Page 14 shows that it can be used with pin and o-ring type impact sockets.
So it has a friction ring and also allows use of socket pins and rings.
Ohhhh, so that’s what the round groove in higher end and larger drive size impact sockets are for!
Ah, so it’s not a ball detent retainer, but a hole for a retainer pin.
I didn’t reaize those larger socket sizes used a pin with an o-ring as a retainer, either. Doesn’t seem particulalrly useful to me, but I guess the idea is to not rely on the friction ring or a ball detent when the larger socket sizes would be pretty heavy and likely to fall off when the impact was pointed downward. Not a big deal when working on the ground, but a falling impact socket could be fatal when working several stories up.
Highly doubt Bosch will ever make a 12v with 1/2 socket but they do make a 3/8 now and is brushless.

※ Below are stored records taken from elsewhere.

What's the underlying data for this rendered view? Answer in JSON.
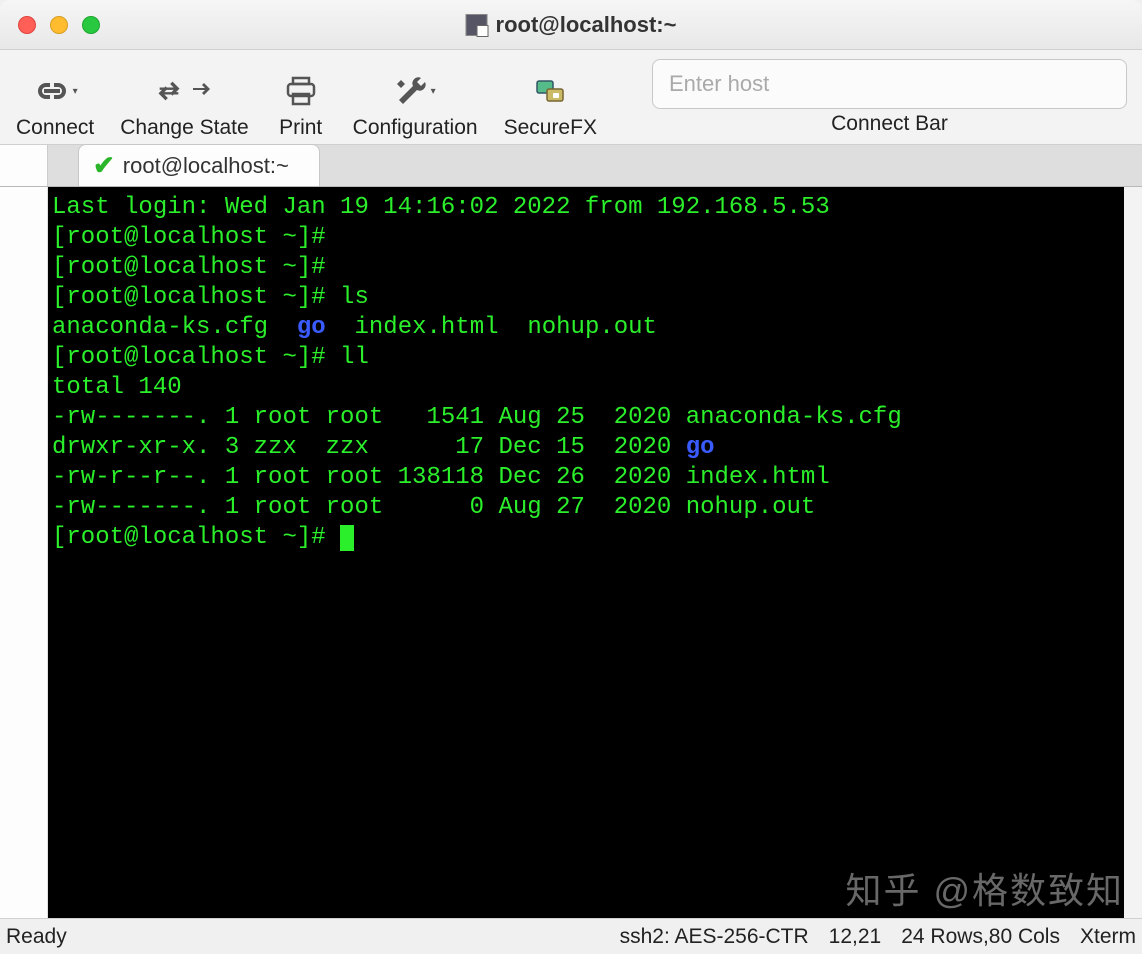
{
  "window": {
    "title": "root@localhost:~"
  },
  "toolbar": {
    "connect_label": "Connect",
    "change_state_label": "Change State",
    "print_label": "Print",
    "configuration_label": "Configuration",
    "securefx_label": "SecureFX",
    "connect_bar_label": "Connect Bar",
    "host_placeholder": "Enter host"
  },
  "tabs": {
    "active_label": "root@localhost:~"
  },
  "terminal": {
    "last_login": "Last login: Wed Jan 19 14:16:02 2022 from 192.168.5.53",
    "prompt": "[root@localhost ~]# ",
    "cmd_ls": "ls",
    "cmd_ll": "ll",
    "ls_files": {
      "f1": "anaconda-ks.cfg",
      "f2": "go",
      "f3": "index.html",
      "f4": "nohup.out"
    },
    "ll_total": "total 140",
    "ll_rows": [
      "-rw-------. 1 root root   1541 Aug 25  2020 anaconda-ks.cfg",
      "drwxr-xr-x. 3 zzx  zzx      17 Dec 15  2020 ",
      "-rw-r--r--. 1 root root 138118 Dec 26  2020 index.html",
      "-rw-------. 1 root root      0 Aug 27  2020 nohup.out"
    ],
    "ll_row2_dir": "go"
  },
  "status": {
    "ready": "Ready",
    "protocol": "ssh2: AES-256-CTR",
    "cursor": "12,21",
    "size": "24 Rows,80 Cols",
    "term": "Xterm"
  },
  "watermark": "知乎 @格数致知"
}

Yeah, I doubt they will make a 1/2″, but I might just use an adapter.
I haven’t bothered with the brushless 3/8″ impact since it’s just the same thing as the impact driver with an anvil in place of the bit holder, and I already have the brushed impact driver which has more torque. I use it with square drive adapters but really want a dedicated 12V impact wrench with serious torque!
I was just looking at this drill and it came to my attention that the way their batteries are designed. If Hitachi keeps this design their future higher capacity batteries are going to make the drill much taller than other drills I would think. Don’t know if it will really matter much but if they e Ever decided to change the battery design it wouldn’t be compatible with the current tools. Probably nothing big but just a thought.

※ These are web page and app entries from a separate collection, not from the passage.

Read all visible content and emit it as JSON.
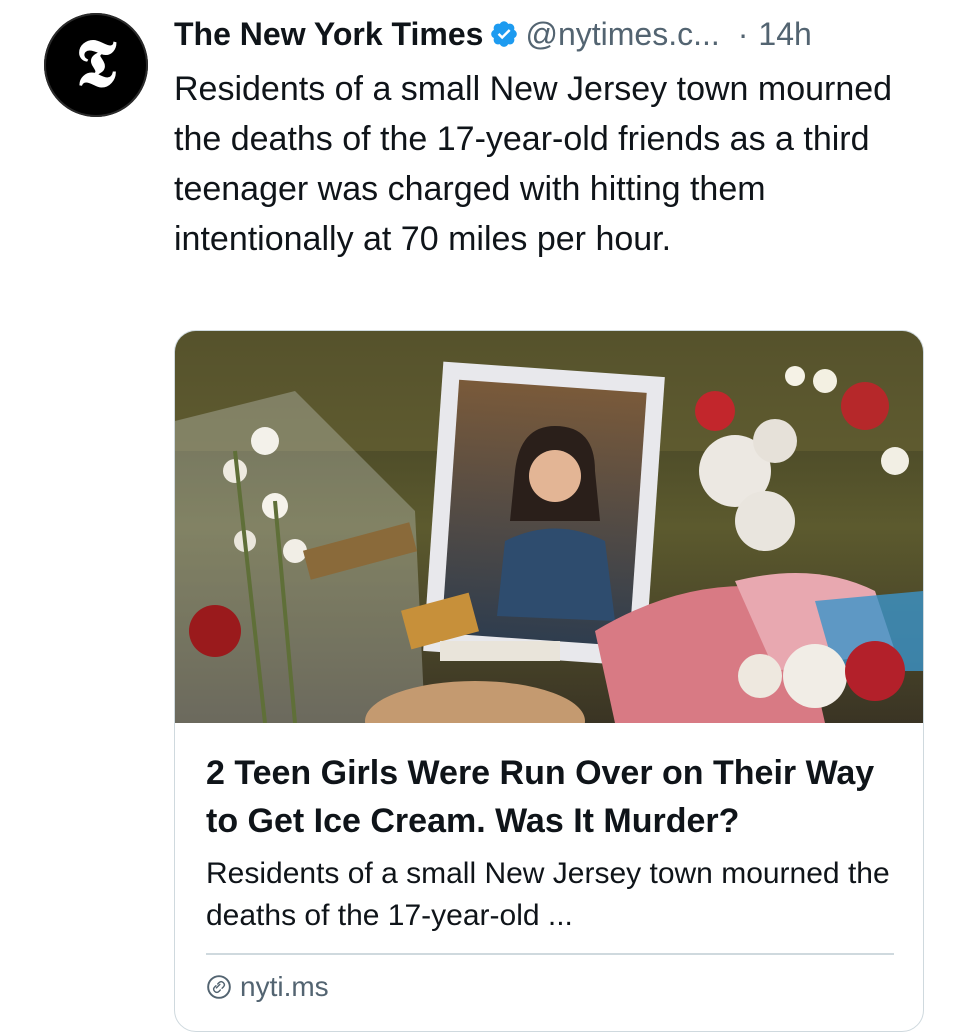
{
  "author": {
    "name": "The New York Times",
    "logo_glyph": "𝕿",
    "handle": "@nytimes.c...",
    "separator": "·",
    "time": "14h",
    "verified_color": "#1d9bf0"
  },
  "tweet": {
    "text": "Residents of a small New Jersey town mourned the deaths of the 17-year-old friends as a third teenager was charged with hitting them intentionally at 70 miles per hour."
  },
  "card": {
    "image_icon": "memorial-photo",
    "title": "2 Teen Girls Were Run Over on Their Way to Get Ice Cream. Was It Murder?",
    "description": "Residents of a small New Jersey town mourned the deaths of the 17-year-old ...",
    "domain": "nyti.ms",
    "domain_icon": "link-icon"
  }
}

I can’t imagine Hitachi changing their battery design for a second time in their 18v platform. Their original 18v lithium batteries were post-style, and they changed over to slide-style around 2008 IIRC. I doubt they’d go through all that trouble (and make recent changes to their current batteries and tools) only to change over.
How is Hitachi’s battery design different than all the other brands using a slide style battery?
Where do I purchase the pin and o ring for hitachi impact wrench
Have you tried contacting Hitachi customer service? That would be the easiest way to get a lead on those parts.